Bedford (who would have been a shoo-in for the Tony had his performance been logically placed in the featured actor category) and Rylance bestow pleasures of another sort — that of watching great athletes masterfully executing their game plans. Bedford's Lady Bracknell enters a drawing room like a cruise ship docking in a familiar port of call. Every glacial head-turn shores up the English class system. When an epigram is uttered, it's with the same nonchalance with which this redoubtable matriarch condescends to take a sip of tea. Rylance approaches his character, a Pied Piper of hard partying strays, like an Olympian commencing a deranged triathlon. (Not for nothing does he acknowledge his trainer and chiropractor in his playbill bio.) When he launches into one of Rooster's tall tales, it's with the enthusiasm of a contemporary Homer inaugurating a new set of myths. His morning ablutions, aimed at counteracting a colossal hangover, are performed with the manic, calorie-burning zeal of Sutton Foster's ecstatic numbers in the current Broadway revival of "Anything Goes."
Behind the giddy aplomb of Bedford and Rylance lies a wealth of classical theater experience. Both were trained at the Royal Academy of Dramatic Art and both have the kind of gold-plated stage résumés one could be forgiven for assuming died out with Laurence Olivier. (Bedford, long an expat living in North America, was brought to New York by his mentor John Gielgud in 1959 and has been a mainstay of the Stratford Shakespeare Festival in Canada for 27 years; Rylance, an equally accomplished Shakespearean who spent a good portion of his youth in the U.S., was the artistic director of Shakespeare's Globe Theatre in London). Tony winners both, they are extolled for their intelligence, comic flair, flexibility and, yes, vulnerability. Though they can masterfully affect a stiff upper lip, their success in the New World is a credit to the way they combine sublime craftsmanship with humanity.
You want both of them on your all-star repertory team. They have a versatility that is exceedingly difficult to acquire in the States, where theater is rarely the primary focus of our most prominent acting talents. Pacino collects Golden Globes, Mantello is still raking in the dough for having directed "Wicked" and Cannavale is a tall, dark and handsome presence with an Emmy for his work on "Will & Grace." When these men return to the stage to act, they invariably seek a role that will fire them up emotionally or grant them the opportunity to reveal hidden aspects of the life they're playing.
Of course there are plenty of counterexamples to prove that nationality isn't theatrical destiny. Dakin Matthews demonstrates that an American can indeed enjoy a British-style career without giving up his passport, while an English stage star such as Simon Russell Beale can be described as many things (exceptionally literate and witty), but cold and calculating are not among them.
Tradition matters, but whether you prefer internal luminosity to external dazzle is ultimately a matter of taste, not citizenship.
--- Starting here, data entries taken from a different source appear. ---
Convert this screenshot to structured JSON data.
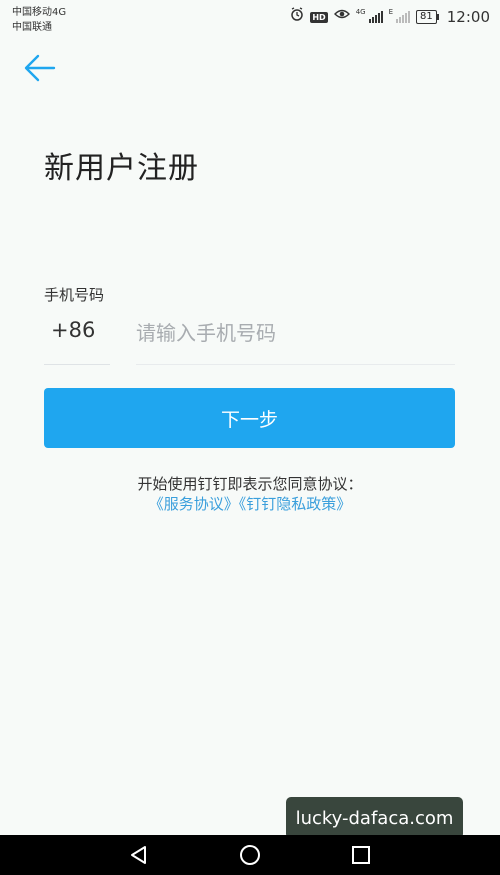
{
  "status_bar": {
    "carrier_primary": "中国移动4G",
    "carrier_secondary": "中国联通",
    "icons": [
      "alarm-icon",
      "hd-icon",
      "eye-icon",
      "signal-4g-icon",
      "signal-e-icon",
      "battery-icon"
    ],
    "hd_label": "HD",
    "net_4g_label": "4G",
    "net_e_label": "E",
    "battery_level": "81",
    "time": "12:00"
  },
  "header": {
    "back_icon": "arrow-left-icon"
  },
  "page": {
    "title": "新用户注册"
  },
  "form": {
    "phone_label": "手机号码",
    "country_code": "+86",
    "phone_placeholder": "请输入手机号码",
    "phone_value": ""
  },
  "actions": {
    "next_label": "下一步"
  },
  "agreement": {
    "text": "开始使用钉钉即表示您同意协议：",
    "service_link": "《服务协议》",
    "privacy_link": "《钉钉隐私政策》"
  },
  "watermark": {
    "text": "lucky-dafaca.com"
  },
  "nav_bar": {
    "icons": [
      "back-triangle-icon",
      "home-circle-icon",
      "recents-square-icon"
    ]
  },
  "colors": {
    "accent": "#1fa6ef",
    "link": "#3a9fdc",
    "background": "#f7faf8"
  }
}
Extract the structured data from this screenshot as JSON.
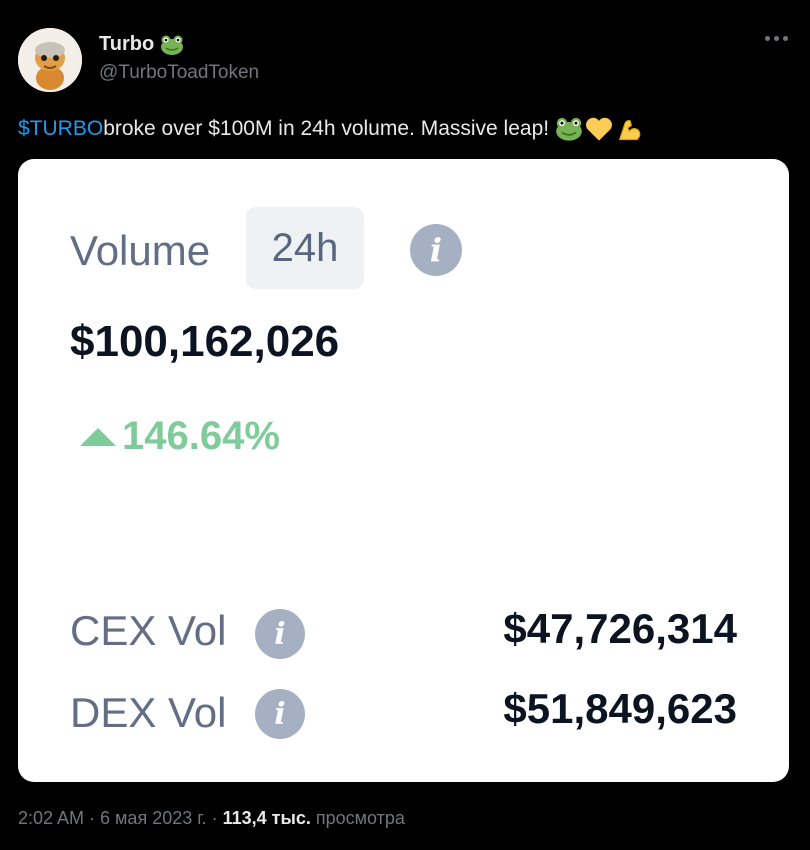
{
  "author": {
    "name": "Turbo",
    "handle": "@TurboToadToken",
    "badge_icon": "frog-emoji-icon"
  },
  "tweet": {
    "cashtag": "$TURBO",
    "text": " broke over $100M in 24h volume. Massive leap!",
    "emojis": [
      "frog-emoji-icon",
      "yellow-heart-emoji-icon",
      "flexed-biceps-emoji-icon"
    ]
  },
  "card": {
    "title": "Volume",
    "period": "24h",
    "total": "$100,162,026",
    "change": "146.64%",
    "change_color": "#7fcb99",
    "rows": [
      {
        "label": "CEX Vol",
        "value": "$47,726,314"
      },
      {
        "label": "DEX Vol",
        "value": "$51,849,623"
      }
    ]
  },
  "meta": {
    "time": "2:02 AM",
    "sep1": " · ",
    "date": "6 мая 2023 г.",
    "sep2": " · ",
    "views_count": "113,4 тыс.",
    "views_label": " просмотра"
  }
}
I'm partial to acting that ruthlessly mines the self for illumination. But this year's unusually tight Tony race for best dramatic actor allows us to celebrate performers who are separated by more than a common language yet united in their ability to get the job done.